Exercise goal: Each line that has the string "Copertura" must be copied from the records below.

Material provided:
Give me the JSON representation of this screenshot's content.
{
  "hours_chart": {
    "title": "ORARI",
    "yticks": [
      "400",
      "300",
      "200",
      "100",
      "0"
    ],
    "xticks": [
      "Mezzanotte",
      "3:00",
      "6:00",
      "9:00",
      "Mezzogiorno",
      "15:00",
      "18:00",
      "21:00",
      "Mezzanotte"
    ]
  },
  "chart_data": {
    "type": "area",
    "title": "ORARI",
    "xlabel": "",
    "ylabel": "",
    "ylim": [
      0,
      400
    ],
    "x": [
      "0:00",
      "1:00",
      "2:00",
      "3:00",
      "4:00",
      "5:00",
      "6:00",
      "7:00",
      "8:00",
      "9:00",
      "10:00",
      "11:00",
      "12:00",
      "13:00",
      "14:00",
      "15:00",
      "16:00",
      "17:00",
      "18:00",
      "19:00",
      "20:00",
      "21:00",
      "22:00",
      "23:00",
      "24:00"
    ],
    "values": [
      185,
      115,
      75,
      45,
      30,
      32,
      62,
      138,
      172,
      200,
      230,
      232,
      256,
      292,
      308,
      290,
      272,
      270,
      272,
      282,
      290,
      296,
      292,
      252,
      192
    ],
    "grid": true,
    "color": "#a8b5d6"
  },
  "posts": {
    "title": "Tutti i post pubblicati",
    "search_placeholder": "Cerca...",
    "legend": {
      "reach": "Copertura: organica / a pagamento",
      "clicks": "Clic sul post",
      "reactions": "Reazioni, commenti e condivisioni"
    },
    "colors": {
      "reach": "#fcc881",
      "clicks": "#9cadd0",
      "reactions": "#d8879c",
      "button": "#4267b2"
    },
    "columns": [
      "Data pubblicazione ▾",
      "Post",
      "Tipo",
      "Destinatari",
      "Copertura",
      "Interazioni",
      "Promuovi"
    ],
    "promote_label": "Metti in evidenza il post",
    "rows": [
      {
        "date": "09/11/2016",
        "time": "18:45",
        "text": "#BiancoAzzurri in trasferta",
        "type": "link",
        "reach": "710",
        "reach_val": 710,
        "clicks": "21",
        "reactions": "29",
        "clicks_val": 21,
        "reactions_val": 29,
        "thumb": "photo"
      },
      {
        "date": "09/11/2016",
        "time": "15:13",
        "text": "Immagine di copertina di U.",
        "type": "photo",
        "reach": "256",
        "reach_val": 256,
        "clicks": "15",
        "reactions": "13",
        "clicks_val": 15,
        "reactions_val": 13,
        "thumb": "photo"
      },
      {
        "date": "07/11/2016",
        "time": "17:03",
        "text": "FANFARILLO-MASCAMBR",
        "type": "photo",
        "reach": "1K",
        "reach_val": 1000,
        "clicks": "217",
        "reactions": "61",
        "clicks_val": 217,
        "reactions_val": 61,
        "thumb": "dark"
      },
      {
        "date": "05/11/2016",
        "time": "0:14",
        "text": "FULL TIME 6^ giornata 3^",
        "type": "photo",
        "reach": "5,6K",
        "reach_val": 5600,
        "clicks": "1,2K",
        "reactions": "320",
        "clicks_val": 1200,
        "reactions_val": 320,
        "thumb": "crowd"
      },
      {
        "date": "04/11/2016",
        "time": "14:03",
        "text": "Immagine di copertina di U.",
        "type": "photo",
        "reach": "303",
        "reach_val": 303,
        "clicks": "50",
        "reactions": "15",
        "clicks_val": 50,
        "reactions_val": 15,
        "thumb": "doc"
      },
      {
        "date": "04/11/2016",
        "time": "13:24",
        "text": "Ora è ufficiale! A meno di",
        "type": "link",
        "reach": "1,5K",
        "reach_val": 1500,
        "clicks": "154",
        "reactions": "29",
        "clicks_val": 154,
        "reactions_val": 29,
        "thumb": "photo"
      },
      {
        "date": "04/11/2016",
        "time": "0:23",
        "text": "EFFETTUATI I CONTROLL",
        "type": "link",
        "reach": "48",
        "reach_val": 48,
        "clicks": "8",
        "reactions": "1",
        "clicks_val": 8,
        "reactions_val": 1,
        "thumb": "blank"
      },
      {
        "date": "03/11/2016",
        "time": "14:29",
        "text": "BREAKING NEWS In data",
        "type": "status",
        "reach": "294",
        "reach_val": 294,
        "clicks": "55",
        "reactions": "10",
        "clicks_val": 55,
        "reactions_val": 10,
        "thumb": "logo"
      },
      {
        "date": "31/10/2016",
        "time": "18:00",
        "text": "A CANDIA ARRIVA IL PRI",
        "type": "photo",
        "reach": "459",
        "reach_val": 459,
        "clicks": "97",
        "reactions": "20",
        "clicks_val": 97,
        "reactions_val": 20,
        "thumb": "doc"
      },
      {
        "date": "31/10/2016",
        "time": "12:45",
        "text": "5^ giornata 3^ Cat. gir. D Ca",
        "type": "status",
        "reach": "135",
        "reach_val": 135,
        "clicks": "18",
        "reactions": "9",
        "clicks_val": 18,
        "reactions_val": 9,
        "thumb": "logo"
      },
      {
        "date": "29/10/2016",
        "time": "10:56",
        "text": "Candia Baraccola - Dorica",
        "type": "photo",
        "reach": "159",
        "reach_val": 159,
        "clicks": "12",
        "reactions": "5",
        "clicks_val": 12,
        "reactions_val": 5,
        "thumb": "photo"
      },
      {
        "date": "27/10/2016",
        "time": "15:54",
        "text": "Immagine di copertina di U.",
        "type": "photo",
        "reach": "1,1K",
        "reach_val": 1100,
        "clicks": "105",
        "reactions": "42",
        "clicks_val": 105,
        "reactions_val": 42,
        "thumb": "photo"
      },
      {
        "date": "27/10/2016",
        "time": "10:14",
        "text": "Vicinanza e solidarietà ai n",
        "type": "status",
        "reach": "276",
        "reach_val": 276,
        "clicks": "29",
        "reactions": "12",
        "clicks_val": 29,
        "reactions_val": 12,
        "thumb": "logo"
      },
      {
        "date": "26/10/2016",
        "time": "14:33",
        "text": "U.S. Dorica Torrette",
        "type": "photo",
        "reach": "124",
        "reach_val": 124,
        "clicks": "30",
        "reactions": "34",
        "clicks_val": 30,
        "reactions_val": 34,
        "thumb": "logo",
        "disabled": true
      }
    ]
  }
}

The answer:
      "reach": "Copertura: organica / a pagamento",
      "Copertura",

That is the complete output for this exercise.